■ **Task directions**: Copy all lines in the material holding the string "value".

▼

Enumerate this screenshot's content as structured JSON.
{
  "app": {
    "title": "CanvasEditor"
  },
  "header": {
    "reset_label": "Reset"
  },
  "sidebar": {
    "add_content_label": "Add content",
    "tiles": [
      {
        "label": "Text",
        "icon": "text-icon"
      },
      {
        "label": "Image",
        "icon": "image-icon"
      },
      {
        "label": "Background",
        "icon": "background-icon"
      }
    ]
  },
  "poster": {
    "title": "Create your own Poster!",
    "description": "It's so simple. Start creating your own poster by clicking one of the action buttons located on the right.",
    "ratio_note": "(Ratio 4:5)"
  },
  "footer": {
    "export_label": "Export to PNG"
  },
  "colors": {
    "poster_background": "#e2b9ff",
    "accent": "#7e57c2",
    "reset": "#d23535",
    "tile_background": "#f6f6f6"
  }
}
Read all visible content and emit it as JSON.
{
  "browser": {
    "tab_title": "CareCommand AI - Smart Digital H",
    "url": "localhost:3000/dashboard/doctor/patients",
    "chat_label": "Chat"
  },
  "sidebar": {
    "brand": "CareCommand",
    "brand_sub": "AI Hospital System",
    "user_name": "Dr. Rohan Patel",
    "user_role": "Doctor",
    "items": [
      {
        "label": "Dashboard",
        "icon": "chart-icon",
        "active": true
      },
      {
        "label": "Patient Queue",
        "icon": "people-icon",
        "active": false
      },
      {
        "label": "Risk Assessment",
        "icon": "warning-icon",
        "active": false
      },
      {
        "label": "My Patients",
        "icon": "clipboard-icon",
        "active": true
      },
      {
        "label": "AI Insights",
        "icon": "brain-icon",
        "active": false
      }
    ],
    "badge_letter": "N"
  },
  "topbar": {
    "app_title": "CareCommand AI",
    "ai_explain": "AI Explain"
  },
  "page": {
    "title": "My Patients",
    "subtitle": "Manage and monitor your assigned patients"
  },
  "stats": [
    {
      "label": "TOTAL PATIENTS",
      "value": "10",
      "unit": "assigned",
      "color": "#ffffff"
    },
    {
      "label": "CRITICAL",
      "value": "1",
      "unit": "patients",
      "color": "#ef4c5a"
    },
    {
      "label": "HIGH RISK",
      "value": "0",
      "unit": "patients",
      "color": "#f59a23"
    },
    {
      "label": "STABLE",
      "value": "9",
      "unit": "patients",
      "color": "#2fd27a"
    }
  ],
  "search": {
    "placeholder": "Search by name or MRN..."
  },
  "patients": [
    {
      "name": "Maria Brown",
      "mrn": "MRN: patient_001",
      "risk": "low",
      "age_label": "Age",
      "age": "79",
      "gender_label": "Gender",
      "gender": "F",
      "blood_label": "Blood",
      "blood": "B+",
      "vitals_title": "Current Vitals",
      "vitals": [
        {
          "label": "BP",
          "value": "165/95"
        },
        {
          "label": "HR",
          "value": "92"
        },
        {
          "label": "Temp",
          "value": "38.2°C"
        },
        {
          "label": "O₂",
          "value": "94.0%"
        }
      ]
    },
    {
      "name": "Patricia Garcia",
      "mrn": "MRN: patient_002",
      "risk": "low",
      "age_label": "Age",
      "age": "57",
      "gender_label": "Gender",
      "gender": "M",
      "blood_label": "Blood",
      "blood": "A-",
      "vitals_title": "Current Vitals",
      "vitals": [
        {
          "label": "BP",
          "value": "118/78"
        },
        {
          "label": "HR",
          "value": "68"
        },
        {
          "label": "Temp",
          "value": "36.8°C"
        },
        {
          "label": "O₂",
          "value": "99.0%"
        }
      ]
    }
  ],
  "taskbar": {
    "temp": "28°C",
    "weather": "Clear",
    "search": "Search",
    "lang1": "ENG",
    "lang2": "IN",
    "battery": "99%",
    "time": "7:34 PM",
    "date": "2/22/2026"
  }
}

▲

■ **Solved problem**:
      "value": "10",
      "value": "1",
      "value": "0",
      "value": "9",
          "value": "165/95"
          "value": "92"
          "value": "38.2°C"
          "value": "94.0%"
          "value": "118/78"
          "value": "68"
          "value": "36.8°C"
          "value": "99.0%"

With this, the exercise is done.